you don’t belong. Surely the same thing
applies to trauma: if you don’t share personally in the experience, you’ve got
no right to talk about it. Leave those stories to the people who’ve actually
lived them. Stay in your lane.
But here’s the thing: survivorhood is not a stable identity
marker in the way that something like race is. ‘Appropriation’ is only a
relevant concept when the experience we’re talking about is an exclusive one.
It is impossible for, say, a non-Chinese person to ever become ethnically
Chinese, or to understand from personal experience what it is like to live as a
Chinese person. By contrast it is very, very
possible for a non-survivor to become a survivor. That’s … actually kind of
the whole point of trauma, you know? The ‘in-group’ is an open and
ever-changing roll call that spreads itself out across all demographics. People
can and do become members of the group overnight.
Given those circumstances, there’s something very ugly about
the idea of trying to claim ownership over the universal human experience of
trauma. People who’ve never lived through trauma themselves have a legitimate stake
in trauma narratives because they’re aware – assuming they possess normal,
adaptive levels of foresight and caution – that it could just as easily happen
to them as anybody.
How do you identify a person as a survivor or a non-survivor?
Trauma is an inherently subjective experience; a person can suffer catastrophic
psychological damage from an incident that a different person, under different
circumstances, might completely brush off.

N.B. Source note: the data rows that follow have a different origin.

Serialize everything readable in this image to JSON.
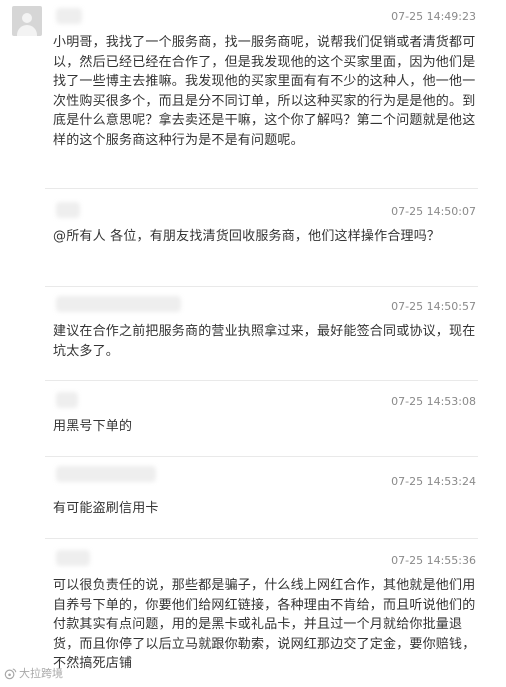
{
  "messages": [
    {
      "time": "07-25 14:49:23",
      "text": "小明哥，我找了一个服务商，找一服务商呢，说帮我们促销或者清货都可以，然后已经已经在合作了，但是我发现他的这个买家里面，因为他们是找了一些博主去推嘛。我发现他的买家里面有有不少的这种人，他一他一次性购买很多个，而且是分不同订单，所以这种买家的行为是是他的。到底是什么意思呢？拿去卖还是干嘛，这个你了解吗？第二个问题就是他这样的这个服务商这种行为是不是有问题呢。"
    },
    {
      "time": "07-25 14:50:07",
      "text": "@所有人 各位，有朋友找清货回收服务商，他们这样操作合理吗？"
    },
    {
      "time": "07-25 14:50:57",
      "text": "建议在合作之前把服务商的营业执照拿过来，最好能签合同或协议，现在坑太多了。"
    },
    {
      "time": "07-25 14:53:08",
      "text": "用黑号下单的"
    },
    {
      "time": "07-25 14:53:24",
      "text": "有可能盗刷信用卡"
    },
    {
      "time": "07-25 14:55:36",
      "text": "可以很负责任的说，那些都是骗子，什么线上网红合作，其他就是他们用自养号下单的，你要他们给网红链接，各种理由不肯给，而且听说他们的付款其实有点问题，用的是黑卡或礼品卡，并且过一个月就给你批量退货，而且你停了以后立马就跟你勒索，说网红那边交了定金，要你赔钱，不然搞死店铺"
    }
  ],
  "watermark": {
    "text": "大拉跨境"
  }
}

There are people who’ve survived extremely
painful and dangerous ordeals but who wouldn’t dream of identifying with any
kind of survivor ‘community’. There are people who’ve been legitimately
traumatised by an ordeal so small and strange that they feel like impostors if

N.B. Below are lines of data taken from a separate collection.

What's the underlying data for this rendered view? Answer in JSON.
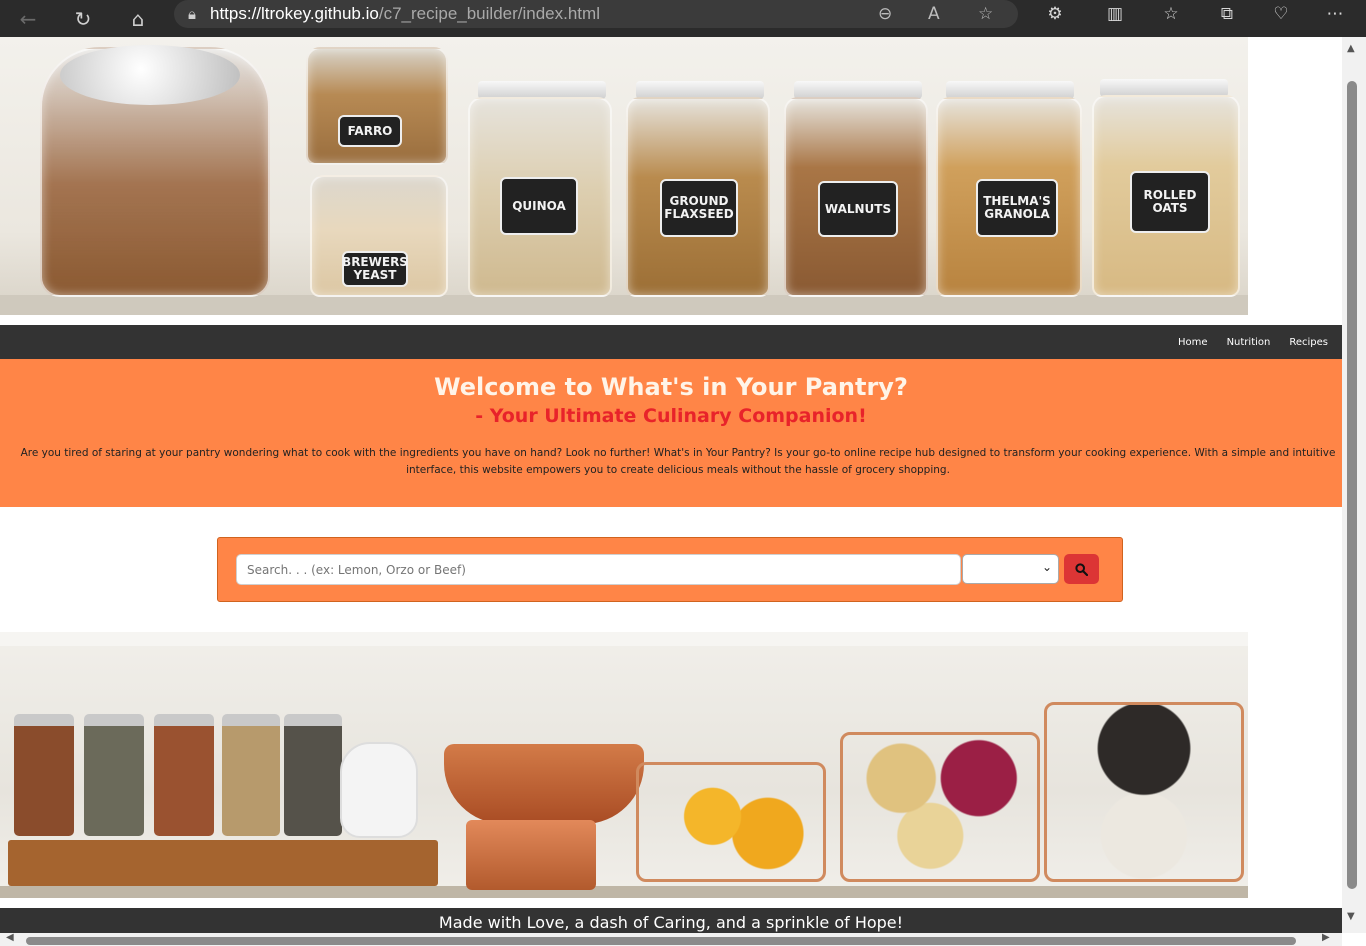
{
  "browser": {
    "url_host": "https://ltrokey.github.io",
    "url_path": "/c7_recipe_builder/index.html",
    "icons": [
      "back-icon",
      "refresh-icon",
      "home-icon",
      "lock-icon",
      "zoom-out-icon",
      "read-aloud-icon",
      "favorite-icon",
      "extensions-icon",
      "split-screen-icon",
      "favorites-icon",
      "collections-icon",
      "performance-icon",
      "more-icon"
    ]
  },
  "hero": {
    "labels": [
      "FARRO",
      "BREWERS YEAST",
      "QUINOA",
      "GROUND FLAXSEED",
      "WALNUTS",
      "THELMA'S GRANOLA",
      "ROLLED OATS"
    ]
  },
  "nav": {
    "home": "Home",
    "nutrition": "Nutrition",
    "recipes": "Recipes"
  },
  "welcome": {
    "title": "Welcome to What's in Your Pantry?",
    "subtitle": "- Your Ultimate Culinary Companion!",
    "body": "Are you tired of staring at your pantry wondering what to cook with the ingredients you have on hand? Look no further! What's in Your Pantry? Is your go-to online recipe hub designed to transform your cooking experience. With a simple and intuitive interface, this website empowers you to create delicious meals without the hassle of grocery shopping."
  },
  "search": {
    "placeholder": "Search. . . (ex: Lemon, Orzo or Beef)",
    "select_value": "",
    "button_icon": "search-icon"
  },
  "footer": {
    "text": "Made with Love, a dash of Caring, and a sprinkle of Hope!"
  },
  "colors": {
    "accent_orange": "#ff8547",
    "dark_bar": "#333333",
    "subtitle_red": "#e8232a",
    "search_button_red": "#dc3535"
  }
}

they call it ‘trauma’ at all. There are people with second-hand trauma, people
who’ve survived ‘near miss’ incidents, people who’ve lived relatively safe
lives but still live in fear of the endless ‘what-ifs’. All of those people
have perfectly good reasons to want to talk about trauma, to share stories
about it, to create their own narratives about what trauma means and how they
should interact with it. They have no moral obligation to defer to any old
stranger who comes along claiming superior trauma credentials.
Locking people out of conversations unless they clear some
arbitrary bar of ‘traumatised enough’ isn’t just misguided – it’s damaging and
offensive. It others people with traumatic personal histories and creates an artificial
gulf between ‘survivors’ and ‘non-survivors’. It discourages empathy by
treating trauma as something that happens to a distinct group of People Who
Aren’t You. It pressures people who’ve lived through trauma to embrace the
abuse that’s been inflicted on them as a defining aspect of their identity. It
demands that people who are already suffering subject themselves to painful
scrutiny over whether their experiences have been bad enough to ‘count’.
And I can’t speak for anyone else, but let me tell you: I
have spent an upsetting amount of time in so-called ‘progressive’ circles
feeling obliged to carry my pain around like a pass card in my wallet, ready to
pull out for inspection whenever someone challenges my right to speak or read
or write about trauma. It’s messed up. Trauma is not an axis of marginalisation,
it’s not the domain of any one minority, and it’s sure as hell not a
debate-hall trump card. We need to do better.
The moment of sudden clarity when feelings are finally
recognized, or are made aware for the first time.
It hit you
on a Wednesday evening while you were at the gym as per usual. School was
killing you, but you were determined to stick with your workout schedule, even
if it meant sleeping an hour less or watching one less episode of your current
favorite kdrama. Just exactly why were you so passionate about working out?
[7:33PM] Jeon: If
you’re not here in 5 minutes then YOU owe ME all you can eat KBBQ.
AND ice cream.
It was as
simple as that – you just couldn’t, wouldn’t,
lose this bet with Jeon Jungkook.